2. Five and six-year undergraduate-to-masters programs should grow to accommodate those who would benefit from additional human capital.
3. More-rigorous high schools will attract larger premia (in either tuition, ability to be selective, or, for public schools, their impact on local property values), because at lower overall levels of rigor the increment of human capital is worth more.
Extensions of the logic to signaling considerations:
1. If you accept that the marginal ability and effort necessary to acquire education increases in the level of education (the flip side of the assumption about diminishing marginal payoff), then the signaling value of the typical degree is actually declining. The innate ability difference between the college and high-school-only graduate shrinks as both curricula are made less rigorous.
2. Signaling by the quality of the institution attended and the difficulty of the major subject studied is becoming more important; a very selective (or hard to complete) school or major adds back some of the lost signaling power of the typical degree.
3. We should see college degrees becoming more important in occupations that wouldn’t seem to “require” them under the old model of college, such as service staff in food service and hospitality jobs.
After nearly ten years of doing this series, I still find novel and (to me) startling entries, hat tip to @SciencePunk. Excerpt:
|P4304||Sigma Pseudo™ Corpse Scent Formulation I||Canine training aids for the detection of corpses.
For early detection, or below 0 °C
|P3929||Sigma Pseudo™ Corpse Scent Formulation II||Canine training aids for the detection of corpses.
For post-putrification detection
|PSCI||Sigma Pseudo™ Corpse Scent Corpse Scent Kit||Canine training aids for the detection of corpses.||
|P7184||Sigma Pseudo™ Corpse Scent drowned victim scent||A valuable training aid for water search. It provides a reliable scent source for 30 to 45 minutes, in still or running water, at depths of 1-12 feet.

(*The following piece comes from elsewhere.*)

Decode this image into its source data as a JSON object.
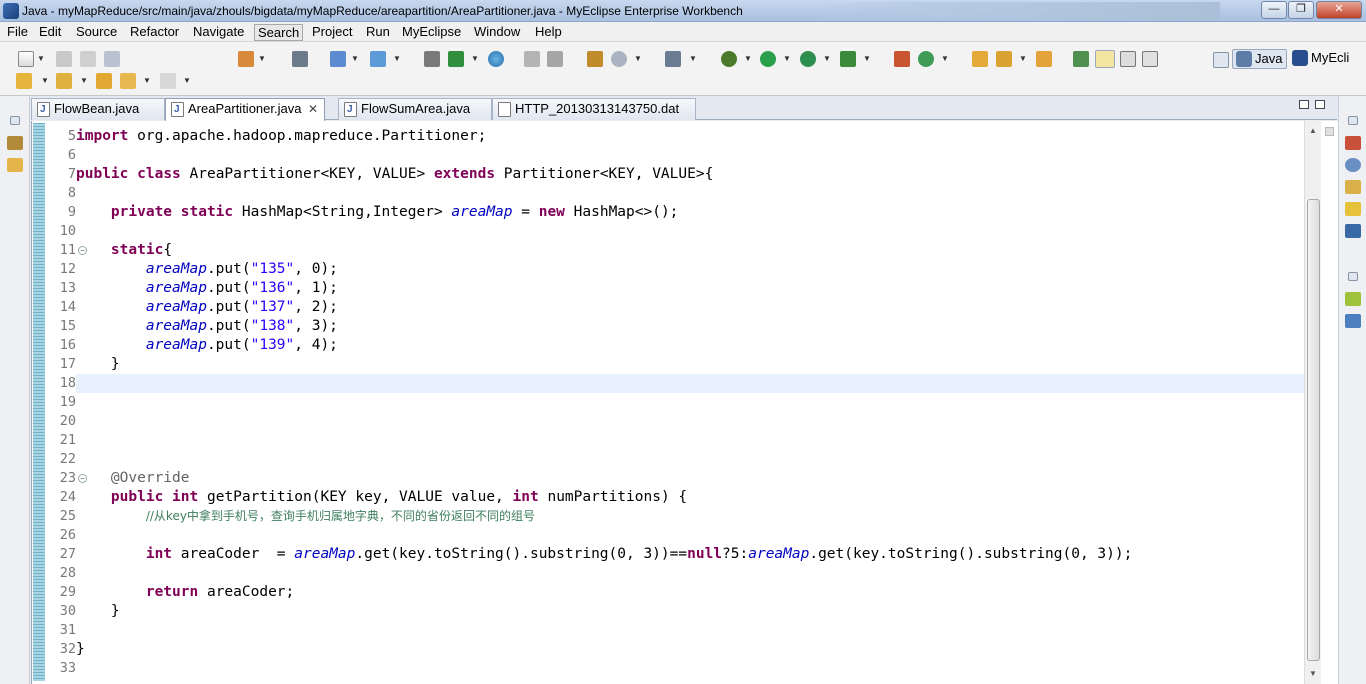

Canine training aids for the detection of corpses.
Although inflation in the late 1970s was below the 1974-1975 level, it was high by post-Korean War standards. It was up from 16% in 1977 to 22% in 1978 and 1979. The average rate of inflation in Korea in the period 1962-1969 was 17.3%. In the period 1970-1979 it was 19.3%.
You will note that South Korea, during those years and subsequently, was one of the greatest growth marvels in all of human history.
The point is not that we should aim for such high rates of inflation today, rather that if growth is strong an economy can stomach more inflation than you might think.
That quotation is from Alice Amsden, Asia’s Next Giant: South Korea and Late Industrialization.